[Data supplied — start]

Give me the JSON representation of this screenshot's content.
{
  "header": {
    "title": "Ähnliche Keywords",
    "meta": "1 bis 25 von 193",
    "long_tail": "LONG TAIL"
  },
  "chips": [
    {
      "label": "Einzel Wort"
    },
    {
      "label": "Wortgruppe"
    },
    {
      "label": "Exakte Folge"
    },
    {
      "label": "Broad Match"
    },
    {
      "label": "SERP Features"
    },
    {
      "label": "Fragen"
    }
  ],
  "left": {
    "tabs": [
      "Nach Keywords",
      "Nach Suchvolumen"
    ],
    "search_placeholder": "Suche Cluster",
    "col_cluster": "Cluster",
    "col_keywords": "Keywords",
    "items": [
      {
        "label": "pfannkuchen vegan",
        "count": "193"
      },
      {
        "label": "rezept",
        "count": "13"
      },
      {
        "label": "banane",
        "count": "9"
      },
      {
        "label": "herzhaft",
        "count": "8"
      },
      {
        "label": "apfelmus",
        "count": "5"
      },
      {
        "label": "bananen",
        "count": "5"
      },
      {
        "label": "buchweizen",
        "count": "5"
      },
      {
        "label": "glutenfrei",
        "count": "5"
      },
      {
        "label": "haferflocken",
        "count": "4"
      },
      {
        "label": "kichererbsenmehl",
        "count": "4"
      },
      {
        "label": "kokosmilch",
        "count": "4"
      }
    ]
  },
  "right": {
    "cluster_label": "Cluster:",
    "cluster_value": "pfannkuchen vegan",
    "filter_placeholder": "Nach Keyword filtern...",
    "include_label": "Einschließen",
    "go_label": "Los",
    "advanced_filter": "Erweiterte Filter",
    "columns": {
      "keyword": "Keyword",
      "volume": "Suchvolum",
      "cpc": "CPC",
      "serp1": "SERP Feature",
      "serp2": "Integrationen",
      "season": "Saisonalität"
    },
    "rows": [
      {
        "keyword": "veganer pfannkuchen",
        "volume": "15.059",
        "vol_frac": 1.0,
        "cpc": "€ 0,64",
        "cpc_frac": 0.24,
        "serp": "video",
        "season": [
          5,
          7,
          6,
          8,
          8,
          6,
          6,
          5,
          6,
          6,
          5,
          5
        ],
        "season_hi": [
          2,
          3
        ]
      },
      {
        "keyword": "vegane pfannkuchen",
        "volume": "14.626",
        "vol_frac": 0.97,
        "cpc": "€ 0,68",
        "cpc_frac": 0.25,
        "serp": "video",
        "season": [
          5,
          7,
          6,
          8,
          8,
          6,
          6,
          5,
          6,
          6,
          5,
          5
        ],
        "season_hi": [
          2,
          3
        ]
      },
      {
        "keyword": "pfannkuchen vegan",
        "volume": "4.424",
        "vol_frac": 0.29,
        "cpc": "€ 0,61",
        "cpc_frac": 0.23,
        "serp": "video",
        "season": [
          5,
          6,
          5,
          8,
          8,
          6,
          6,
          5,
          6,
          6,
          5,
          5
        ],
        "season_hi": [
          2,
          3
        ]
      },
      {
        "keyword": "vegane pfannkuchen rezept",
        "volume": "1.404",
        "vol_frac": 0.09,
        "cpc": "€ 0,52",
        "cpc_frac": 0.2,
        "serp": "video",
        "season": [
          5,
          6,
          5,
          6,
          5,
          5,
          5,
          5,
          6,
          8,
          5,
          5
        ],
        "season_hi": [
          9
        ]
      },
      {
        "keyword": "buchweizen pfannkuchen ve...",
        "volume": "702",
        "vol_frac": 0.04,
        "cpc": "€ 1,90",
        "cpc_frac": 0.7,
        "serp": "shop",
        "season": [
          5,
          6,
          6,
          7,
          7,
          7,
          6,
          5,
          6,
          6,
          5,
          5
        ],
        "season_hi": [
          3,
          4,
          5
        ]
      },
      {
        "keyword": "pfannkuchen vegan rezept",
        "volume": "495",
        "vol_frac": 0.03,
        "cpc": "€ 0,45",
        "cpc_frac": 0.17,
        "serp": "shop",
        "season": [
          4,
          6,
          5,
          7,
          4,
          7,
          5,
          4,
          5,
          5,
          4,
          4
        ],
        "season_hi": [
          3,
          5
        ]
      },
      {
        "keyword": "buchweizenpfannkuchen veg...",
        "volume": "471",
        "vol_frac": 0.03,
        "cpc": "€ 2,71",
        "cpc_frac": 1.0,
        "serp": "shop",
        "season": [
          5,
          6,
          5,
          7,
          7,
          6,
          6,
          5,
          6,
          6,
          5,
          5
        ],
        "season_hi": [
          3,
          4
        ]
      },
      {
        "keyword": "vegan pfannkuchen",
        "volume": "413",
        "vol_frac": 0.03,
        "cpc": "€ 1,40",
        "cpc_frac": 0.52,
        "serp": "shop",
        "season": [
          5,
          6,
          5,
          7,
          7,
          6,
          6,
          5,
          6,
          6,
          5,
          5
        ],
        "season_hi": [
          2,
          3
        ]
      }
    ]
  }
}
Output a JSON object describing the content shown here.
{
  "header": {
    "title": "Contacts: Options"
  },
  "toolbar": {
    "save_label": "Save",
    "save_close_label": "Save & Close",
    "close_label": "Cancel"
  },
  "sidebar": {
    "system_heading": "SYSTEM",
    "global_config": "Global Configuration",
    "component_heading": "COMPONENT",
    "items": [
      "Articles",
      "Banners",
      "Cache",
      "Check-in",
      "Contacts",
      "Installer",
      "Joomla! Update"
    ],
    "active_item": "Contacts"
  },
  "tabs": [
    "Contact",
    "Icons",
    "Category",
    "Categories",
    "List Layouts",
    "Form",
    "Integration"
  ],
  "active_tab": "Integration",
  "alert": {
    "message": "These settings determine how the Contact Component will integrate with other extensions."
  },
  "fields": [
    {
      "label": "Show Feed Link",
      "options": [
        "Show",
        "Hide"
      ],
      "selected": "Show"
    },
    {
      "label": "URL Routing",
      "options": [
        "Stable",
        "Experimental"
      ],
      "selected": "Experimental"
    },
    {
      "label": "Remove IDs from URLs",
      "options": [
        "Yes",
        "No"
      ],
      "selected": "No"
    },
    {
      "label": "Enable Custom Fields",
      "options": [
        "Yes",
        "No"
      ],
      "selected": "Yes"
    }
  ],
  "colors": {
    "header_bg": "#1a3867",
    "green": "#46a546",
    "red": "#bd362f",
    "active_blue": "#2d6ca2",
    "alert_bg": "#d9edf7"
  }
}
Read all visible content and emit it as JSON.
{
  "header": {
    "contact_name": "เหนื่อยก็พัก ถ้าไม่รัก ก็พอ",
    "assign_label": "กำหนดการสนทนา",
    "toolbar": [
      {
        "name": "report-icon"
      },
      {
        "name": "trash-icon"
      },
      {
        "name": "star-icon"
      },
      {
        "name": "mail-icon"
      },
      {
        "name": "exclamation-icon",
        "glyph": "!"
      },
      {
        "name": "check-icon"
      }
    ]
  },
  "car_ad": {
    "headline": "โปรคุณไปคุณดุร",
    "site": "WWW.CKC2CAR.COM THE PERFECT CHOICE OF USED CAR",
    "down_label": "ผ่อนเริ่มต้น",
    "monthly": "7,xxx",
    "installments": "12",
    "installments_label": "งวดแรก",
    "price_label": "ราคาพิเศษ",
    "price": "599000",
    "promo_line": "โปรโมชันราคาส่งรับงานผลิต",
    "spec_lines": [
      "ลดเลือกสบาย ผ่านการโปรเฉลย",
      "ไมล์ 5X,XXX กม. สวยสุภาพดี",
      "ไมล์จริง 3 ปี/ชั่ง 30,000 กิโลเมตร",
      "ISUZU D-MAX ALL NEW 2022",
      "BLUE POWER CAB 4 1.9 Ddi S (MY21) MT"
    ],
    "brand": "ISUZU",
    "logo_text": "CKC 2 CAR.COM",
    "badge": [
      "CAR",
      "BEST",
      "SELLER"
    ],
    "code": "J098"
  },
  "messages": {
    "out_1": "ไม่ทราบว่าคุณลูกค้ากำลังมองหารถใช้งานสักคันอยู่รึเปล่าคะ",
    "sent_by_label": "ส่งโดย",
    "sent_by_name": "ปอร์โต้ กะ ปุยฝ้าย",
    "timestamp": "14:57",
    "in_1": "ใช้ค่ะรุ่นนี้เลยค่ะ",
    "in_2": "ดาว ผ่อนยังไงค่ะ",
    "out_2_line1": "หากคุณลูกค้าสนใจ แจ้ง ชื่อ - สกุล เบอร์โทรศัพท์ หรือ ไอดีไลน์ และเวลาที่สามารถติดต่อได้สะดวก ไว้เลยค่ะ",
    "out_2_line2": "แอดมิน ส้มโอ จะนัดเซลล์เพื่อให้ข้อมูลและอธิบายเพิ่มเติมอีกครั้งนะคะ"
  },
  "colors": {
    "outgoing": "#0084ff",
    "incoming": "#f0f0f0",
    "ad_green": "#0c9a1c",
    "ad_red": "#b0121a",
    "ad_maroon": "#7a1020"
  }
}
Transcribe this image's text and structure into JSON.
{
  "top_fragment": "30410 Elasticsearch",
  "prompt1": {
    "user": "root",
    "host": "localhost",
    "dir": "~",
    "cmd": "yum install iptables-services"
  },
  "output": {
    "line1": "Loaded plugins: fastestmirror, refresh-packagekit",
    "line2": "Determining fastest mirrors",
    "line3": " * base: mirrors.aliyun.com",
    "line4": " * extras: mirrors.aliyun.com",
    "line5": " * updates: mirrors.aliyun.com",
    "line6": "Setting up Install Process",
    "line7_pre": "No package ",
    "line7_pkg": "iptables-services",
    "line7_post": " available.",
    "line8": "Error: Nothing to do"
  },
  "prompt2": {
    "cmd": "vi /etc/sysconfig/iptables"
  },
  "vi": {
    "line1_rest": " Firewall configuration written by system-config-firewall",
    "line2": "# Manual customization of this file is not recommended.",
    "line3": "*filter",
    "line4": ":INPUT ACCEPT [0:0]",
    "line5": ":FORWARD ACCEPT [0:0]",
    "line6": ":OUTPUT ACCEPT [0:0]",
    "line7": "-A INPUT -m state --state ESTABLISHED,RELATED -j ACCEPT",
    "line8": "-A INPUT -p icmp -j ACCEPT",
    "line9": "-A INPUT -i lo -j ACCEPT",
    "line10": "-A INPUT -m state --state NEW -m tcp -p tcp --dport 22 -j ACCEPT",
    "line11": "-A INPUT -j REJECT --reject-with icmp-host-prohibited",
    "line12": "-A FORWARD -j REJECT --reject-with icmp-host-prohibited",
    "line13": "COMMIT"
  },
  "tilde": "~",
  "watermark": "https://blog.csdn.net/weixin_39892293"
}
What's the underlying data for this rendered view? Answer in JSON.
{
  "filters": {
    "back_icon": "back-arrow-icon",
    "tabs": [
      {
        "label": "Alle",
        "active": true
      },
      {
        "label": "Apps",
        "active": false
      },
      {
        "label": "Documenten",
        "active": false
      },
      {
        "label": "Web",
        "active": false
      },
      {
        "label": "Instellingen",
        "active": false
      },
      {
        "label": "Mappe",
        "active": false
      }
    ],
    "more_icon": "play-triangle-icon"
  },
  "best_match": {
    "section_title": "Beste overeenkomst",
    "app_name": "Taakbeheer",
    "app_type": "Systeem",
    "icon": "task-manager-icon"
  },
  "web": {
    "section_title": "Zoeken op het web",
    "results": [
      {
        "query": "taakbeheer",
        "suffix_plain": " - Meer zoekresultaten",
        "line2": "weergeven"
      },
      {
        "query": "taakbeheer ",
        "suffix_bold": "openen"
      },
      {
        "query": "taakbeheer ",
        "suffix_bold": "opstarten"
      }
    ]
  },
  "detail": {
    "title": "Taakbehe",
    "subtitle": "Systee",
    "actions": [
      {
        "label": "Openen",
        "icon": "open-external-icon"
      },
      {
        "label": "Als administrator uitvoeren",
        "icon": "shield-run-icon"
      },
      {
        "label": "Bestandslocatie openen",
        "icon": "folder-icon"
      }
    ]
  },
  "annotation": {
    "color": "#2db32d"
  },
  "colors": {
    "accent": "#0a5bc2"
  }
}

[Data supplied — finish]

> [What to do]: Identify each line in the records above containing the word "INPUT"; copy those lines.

> [Final answer]:
    "line4": ":INPUT ACCEPT [0:0]",
    "line7": "-A INPUT -m state --state ESTABLISHED,RELATED -j ACCEPT",
    "line8": "-A INPUT -p icmp -j ACCEPT",
    "line9": "-A INPUT -i lo -j ACCEPT",
    "line10": "-A INPUT -m state --state NEW -m tcp -p tcp --dport 22 -j ACCEPT",
    "line11": "-A INPUT -j REJECT --reject-with icmp-host-prohibited",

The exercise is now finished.